Other gun launch systems were reviewed and found lacking:
Only Electromagnetic railguns seem worthy of further study for this application.
This choice was made on the basis that:
• they have already achieved 7 km/s at small scale, and 10.6 MJ at 2–3 km/s (with a test system able to go to 32 MJ) ;
• significant development is being funded for military applications;
• they offer the possibility of achieving the muzzle velocities and energies required;
• the potential cost savings seem significant based on our estimates.
Methods of accelerating large masses in large bore railguns will need to be developed, and some concepts are suggested here.
The muzzle velocity in the range needed for a moon-based launch system have already been achieved in the recent test firings. (about 2.5 km/s). Then it would just be a matter of scaling up energy linearly for heavier masses. (E=MC**2). The 10.6MJ system shot a 7 pound shot. The current 32MJ could fire 21 pounds (10kg) at the desired speed. A 320MJ system could fire 100kg payloads. Using resources available on the moon, this could serve as the forward base for sending material to Mars in support of a manned mission or to supply orbital infrastructure around the earth.
Even a scaled model would have substantial energy requirements: 10 kg at 7 km/s is a muzzle energy of 250 MJ, and with a launcher efficiency of 80%, an energy input 300 MJ would be required. This is comparable to the energy obtained from capacitor modules for the U.S. National Ignition Facility for laser fusion research.
The estimated system cost of $1.3B and a component life of 10 000 launches without replacement yields a cost of about $530/kg into orbit. It is important to note that this does not include the cost of the vehicle itself or operational costs on the Earth or in space, and these items need to be estimated.
The UTSTAR railgun tube.
Railgun launcher parts and sizes for the IEEE designed system
A chart with speed, energy and other variable tradeoffs.
Basically below 7km/s the total energy needed to launch a commercially viable amount of annual payload increases rapidly

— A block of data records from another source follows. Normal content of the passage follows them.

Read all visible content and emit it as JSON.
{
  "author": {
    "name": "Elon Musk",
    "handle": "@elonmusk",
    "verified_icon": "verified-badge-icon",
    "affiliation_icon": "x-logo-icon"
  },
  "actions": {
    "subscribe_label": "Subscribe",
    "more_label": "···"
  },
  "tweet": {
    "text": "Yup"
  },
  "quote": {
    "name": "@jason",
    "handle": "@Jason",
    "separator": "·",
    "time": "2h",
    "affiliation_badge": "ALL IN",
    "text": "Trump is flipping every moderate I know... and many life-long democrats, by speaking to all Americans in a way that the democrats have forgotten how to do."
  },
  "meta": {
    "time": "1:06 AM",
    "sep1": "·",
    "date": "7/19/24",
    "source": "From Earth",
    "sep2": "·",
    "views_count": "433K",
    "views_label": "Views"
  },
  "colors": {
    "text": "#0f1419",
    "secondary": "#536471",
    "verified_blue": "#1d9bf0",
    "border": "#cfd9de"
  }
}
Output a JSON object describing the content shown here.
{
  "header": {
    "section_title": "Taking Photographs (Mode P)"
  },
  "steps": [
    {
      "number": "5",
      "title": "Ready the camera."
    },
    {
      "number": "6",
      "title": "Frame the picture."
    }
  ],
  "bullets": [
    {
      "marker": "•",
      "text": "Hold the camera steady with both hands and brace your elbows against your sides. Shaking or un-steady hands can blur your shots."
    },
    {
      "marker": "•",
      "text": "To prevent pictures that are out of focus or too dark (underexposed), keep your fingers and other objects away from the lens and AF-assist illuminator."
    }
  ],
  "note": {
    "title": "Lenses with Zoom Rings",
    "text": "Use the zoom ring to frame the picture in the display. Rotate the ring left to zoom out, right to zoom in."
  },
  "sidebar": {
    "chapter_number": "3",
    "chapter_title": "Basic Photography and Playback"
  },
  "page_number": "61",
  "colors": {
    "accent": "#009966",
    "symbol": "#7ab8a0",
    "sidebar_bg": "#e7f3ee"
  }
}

The extension of this technology to the muzzle velocities ( 7500m/s) and energies ( 10 GJ) needed for the direct launch of payloads into orbit is very challenging, but may not be impossible. For launch to orbit, even long launchers ( 1000 m) would need to operate at accelerations 1000 gees to reach the required velocities, so that it would only be possible to launch rugged payloads, such as fuel, water, and material. Estimated launch costs could be attractively low ( $600/kg) compared with the Space Shuttle ( $20 000/kg), provided that acceptable launch rates can be achieved.
So triple the muzzle speed and increase power by 1000 times the current test level or 330 times the current 32 MJ system.
A disadvantage of gun launch is that the launch package has toleave the gun barrel at a very high velocity ( 7500 m/s) through the Earth’s atmosphere, leading to a very high aerothermal load on the projectile.
However, the current 32 MJ system is only about the size of a truck. So a nice big scramjet that could fly at Mach 10-12 could use a moderately scaled up version of the rail gun current system to fly above most of the atmosphere and then fire hardened payloads into orbit. Then less heat shielding would be needed.
To provide 500 tons/year to orbit would require 2000 launches/year—a little over five per day on average.
The launch package is cargo within a shaped shell with a small rocket.